START Records supplied

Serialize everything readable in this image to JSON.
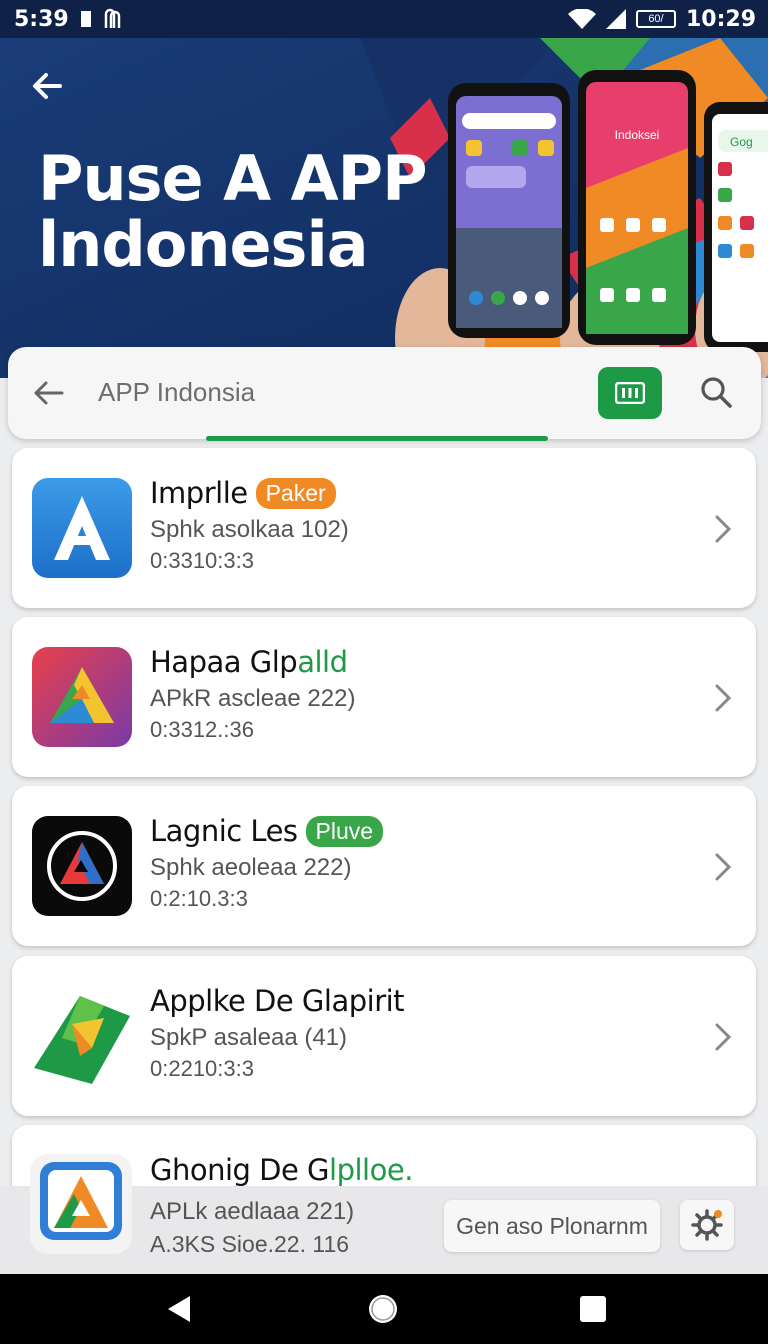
{
  "status_bar": {
    "time_left": "5:39",
    "time_right": "10:29",
    "battery_label": "60/"
  },
  "hero": {
    "title_line1": "Puse A APP",
    "title_line2": "lndonesia",
    "phone_label_center": "Indoksei",
    "phone_label_right": "Gog"
  },
  "search": {
    "placeholder": "APP Indonsia"
  },
  "apps": [
    {
      "name": "Imprlle",
      "badge": "Paker",
      "badge_color": "#f08a24",
      "subtitle": "Sphk asolkaa 102)",
      "meta": "0:3310:3:3",
      "icon": "a-letter-icon"
    },
    {
      "name": "Hapaa Glp",
      "name_accent": "alld",
      "subtitle": "APkR ascleae 222)",
      "meta": "0:3312.:36",
      "icon": "triangle-logo-icon"
    },
    {
      "name": "Lagnic Les",
      "badge": "Pluve",
      "badge_color": "#3aa64a",
      "subtitle": "Sphk aeoleaa 222)",
      "meta": "0:2:10.3:3",
      "icon": "circle-a-icon"
    },
    {
      "name": "Applke De Glapirit",
      "subtitle": "SpkP asaleaa (41)",
      "meta": "0:2210:3:3",
      "icon": "green-shape-icon"
    },
    {
      "name": "Ghonig De G",
      "name_accent": "lplloe.",
      "subtitle": "APLk aedlaaa 221)",
      "meta": "A.3KS Sioe.22. 116",
      "icon": "blue-a-icon"
    }
  ],
  "bottom_bar": {
    "button_label": "Gen aso Plonarnm"
  },
  "colors": {
    "accent_green": "#1e9a47",
    "hero_bg": "#183a73"
  }
}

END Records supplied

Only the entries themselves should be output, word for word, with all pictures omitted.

Written solution
Serialize everything readable in this image to JSON.
{
  "status_bar": {
    "time_left": "5:39",
    "time_right": "10:29",
    "battery_label": "60/"
  },
  "hero": {
    "title_line1": "Puse A APP",
    "title_line2": "lndonesia",
    "phone_label_center": "Indoksei",
    "phone_label_right": "Gog"
  },
  "search": {
    "placeholder": "APP Indonsia"
  },
  "apps": [
    {
      "name": "Imprlle",
      "badge": "Paker",
      "badge_color": "#f08a24",
      "subtitle": "Sphk asolkaa 102)",
      "meta": "0:3310:3:3",
      "icon": "a-letter-icon"
    },
    {
      "name": "Hapaa Glp",
      "name_accent": "alld",
      "subtitle": "APkR ascleae 222)",
      "meta": "0:3312.:36",
      "icon": "triangle-logo-icon"
    },
    {
      "name": "Lagnic Les",
      "badge": "Pluve",
      "badge_color": "#3aa64a",
      "subtitle": "Sphk aeoleaa 222)",
      "meta": "0:2:10.3:3",
      "icon": "circle-a-icon"
    },
    {
      "name": "Applke De Glapirit",
      "subtitle": "SpkP asaleaa (41)",
      "meta": "0:2210:3:3",
      "icon": "green-shape-icon"
    },
    {
      "name": "Ghonig De G",
      "name_accent": "lplloe.",
      "subtitle": "APLk aedlaaa 221)",
      "meta": "A.3KS Sioe.22. 116",
      "icon": "blue-a-icon"
    }
  ],
  "bottom_bar": {
    "button_label": "Gen aso Plonarnm"
  },
  "colors": {
    "accent_green": "#1e9a47",
    "hero_bg": "#183a73"
  }
}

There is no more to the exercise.